§ **Instructions to follow**:
Your reply should be made up of every line in the records below that holds the string "компании".

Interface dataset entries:

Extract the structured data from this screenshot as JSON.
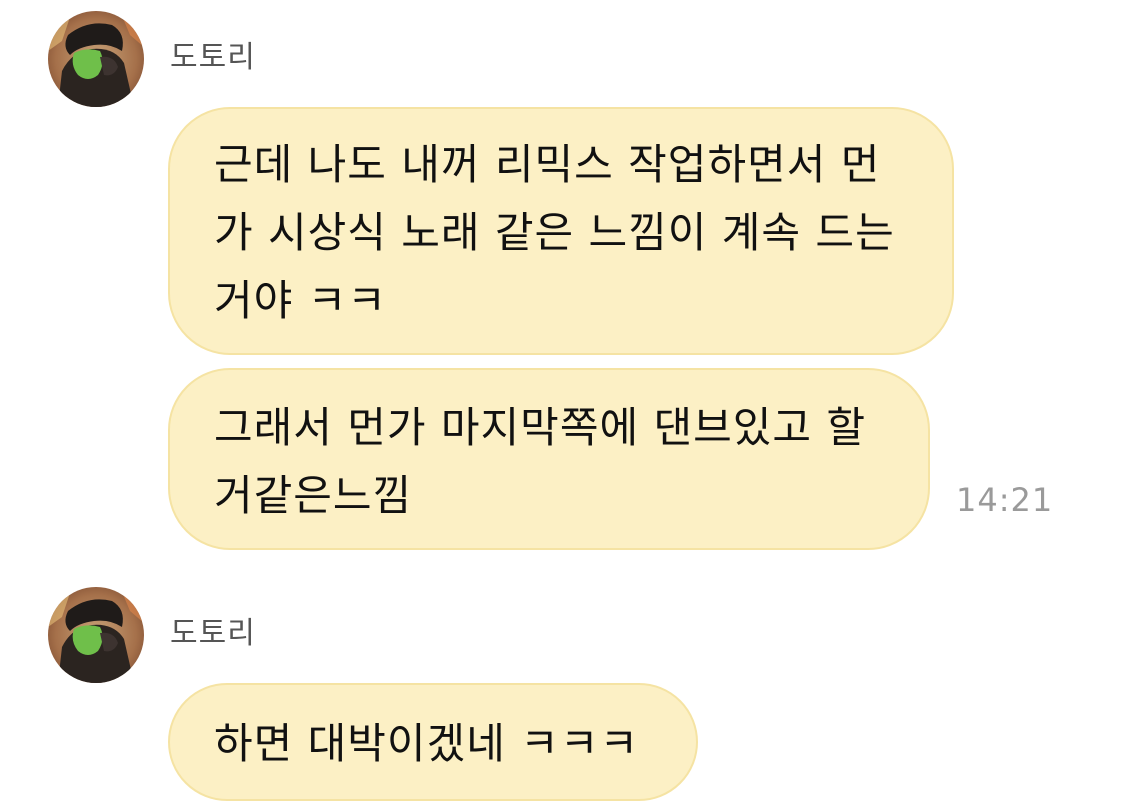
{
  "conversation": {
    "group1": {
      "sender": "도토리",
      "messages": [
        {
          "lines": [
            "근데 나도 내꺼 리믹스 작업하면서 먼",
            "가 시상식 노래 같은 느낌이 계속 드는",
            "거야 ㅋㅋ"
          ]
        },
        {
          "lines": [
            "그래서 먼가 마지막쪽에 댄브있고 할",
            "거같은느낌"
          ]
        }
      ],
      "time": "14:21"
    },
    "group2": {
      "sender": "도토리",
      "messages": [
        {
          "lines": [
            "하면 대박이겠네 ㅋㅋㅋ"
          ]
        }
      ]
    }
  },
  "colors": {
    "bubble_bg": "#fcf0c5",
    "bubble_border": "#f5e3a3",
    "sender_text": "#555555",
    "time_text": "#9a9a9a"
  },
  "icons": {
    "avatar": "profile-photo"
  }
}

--

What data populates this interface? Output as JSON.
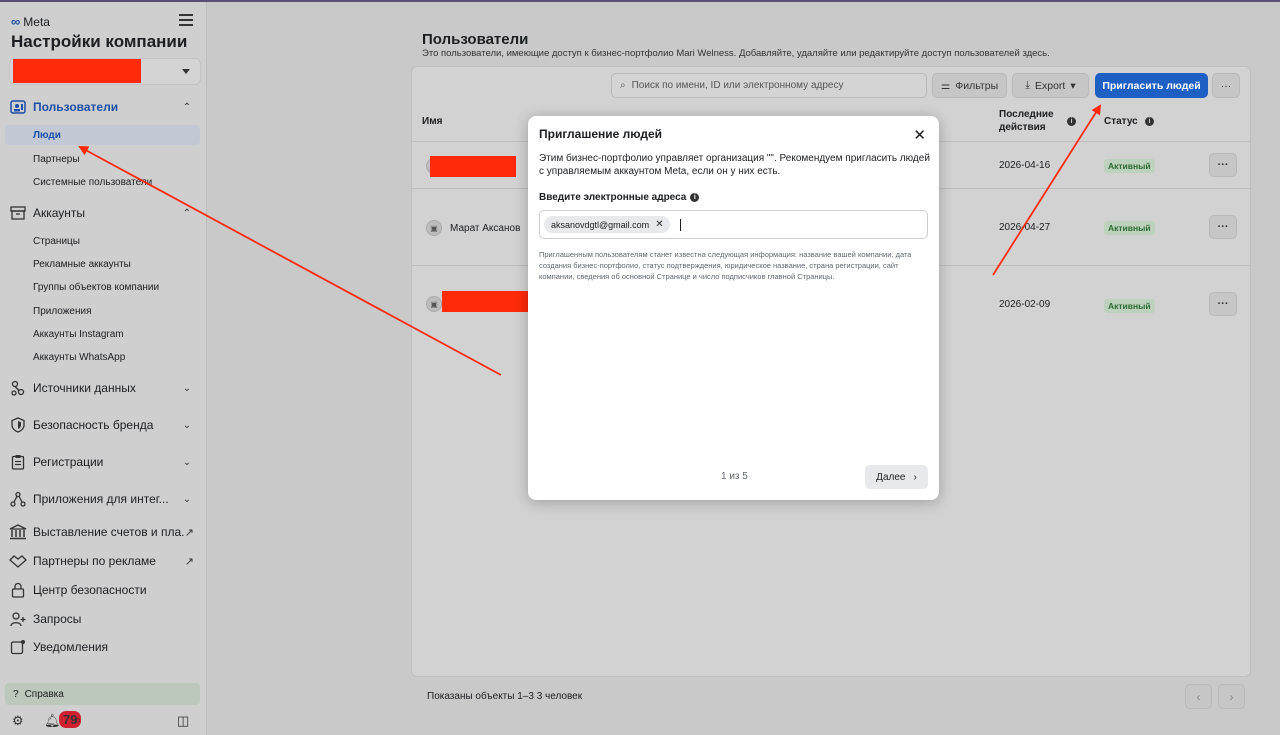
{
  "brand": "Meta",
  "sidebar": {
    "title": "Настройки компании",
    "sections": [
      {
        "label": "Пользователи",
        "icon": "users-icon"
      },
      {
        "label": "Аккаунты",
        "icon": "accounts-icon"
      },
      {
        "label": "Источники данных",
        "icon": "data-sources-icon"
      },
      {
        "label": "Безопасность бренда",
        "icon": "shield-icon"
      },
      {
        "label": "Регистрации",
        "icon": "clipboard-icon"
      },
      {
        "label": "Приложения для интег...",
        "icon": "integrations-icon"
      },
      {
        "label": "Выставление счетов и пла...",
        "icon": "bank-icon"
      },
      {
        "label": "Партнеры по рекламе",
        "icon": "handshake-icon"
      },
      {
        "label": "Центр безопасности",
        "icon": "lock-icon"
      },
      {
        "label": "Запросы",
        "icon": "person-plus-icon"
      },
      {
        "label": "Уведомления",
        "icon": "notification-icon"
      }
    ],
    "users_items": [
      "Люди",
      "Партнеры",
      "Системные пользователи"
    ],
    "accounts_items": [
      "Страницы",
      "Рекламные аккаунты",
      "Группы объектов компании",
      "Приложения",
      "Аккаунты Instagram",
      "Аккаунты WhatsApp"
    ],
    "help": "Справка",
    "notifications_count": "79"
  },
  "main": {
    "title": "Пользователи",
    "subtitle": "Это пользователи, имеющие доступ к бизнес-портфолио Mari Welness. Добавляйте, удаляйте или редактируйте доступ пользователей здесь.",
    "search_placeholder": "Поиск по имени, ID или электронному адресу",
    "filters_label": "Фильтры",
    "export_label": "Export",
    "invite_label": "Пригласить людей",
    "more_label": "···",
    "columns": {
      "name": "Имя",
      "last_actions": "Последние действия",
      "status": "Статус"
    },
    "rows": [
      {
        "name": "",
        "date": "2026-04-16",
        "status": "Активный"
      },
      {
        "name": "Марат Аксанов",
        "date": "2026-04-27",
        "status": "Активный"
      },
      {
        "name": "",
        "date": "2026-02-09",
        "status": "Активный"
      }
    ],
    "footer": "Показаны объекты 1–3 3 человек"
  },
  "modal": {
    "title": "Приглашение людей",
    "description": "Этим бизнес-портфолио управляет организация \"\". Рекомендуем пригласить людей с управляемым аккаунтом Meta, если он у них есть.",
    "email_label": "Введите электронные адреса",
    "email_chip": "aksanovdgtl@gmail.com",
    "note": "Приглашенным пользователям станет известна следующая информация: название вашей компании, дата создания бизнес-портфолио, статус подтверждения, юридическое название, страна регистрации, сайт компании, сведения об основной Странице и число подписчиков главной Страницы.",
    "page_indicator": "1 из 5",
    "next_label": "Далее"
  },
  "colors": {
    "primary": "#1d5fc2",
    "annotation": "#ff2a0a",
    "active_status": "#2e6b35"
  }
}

§ **The answer**:
    "title": "Настройки компании",
      "Группы объектов компании",
    "note": "Приглашенным пользователям станет известна следующая информация: название вашей компании, дата создания бизнес-портфолио, статус подтверждения, юридическое название, страна регистрации, сайт компании, сведения об основной Странице и число подписчиков главной Страницы.",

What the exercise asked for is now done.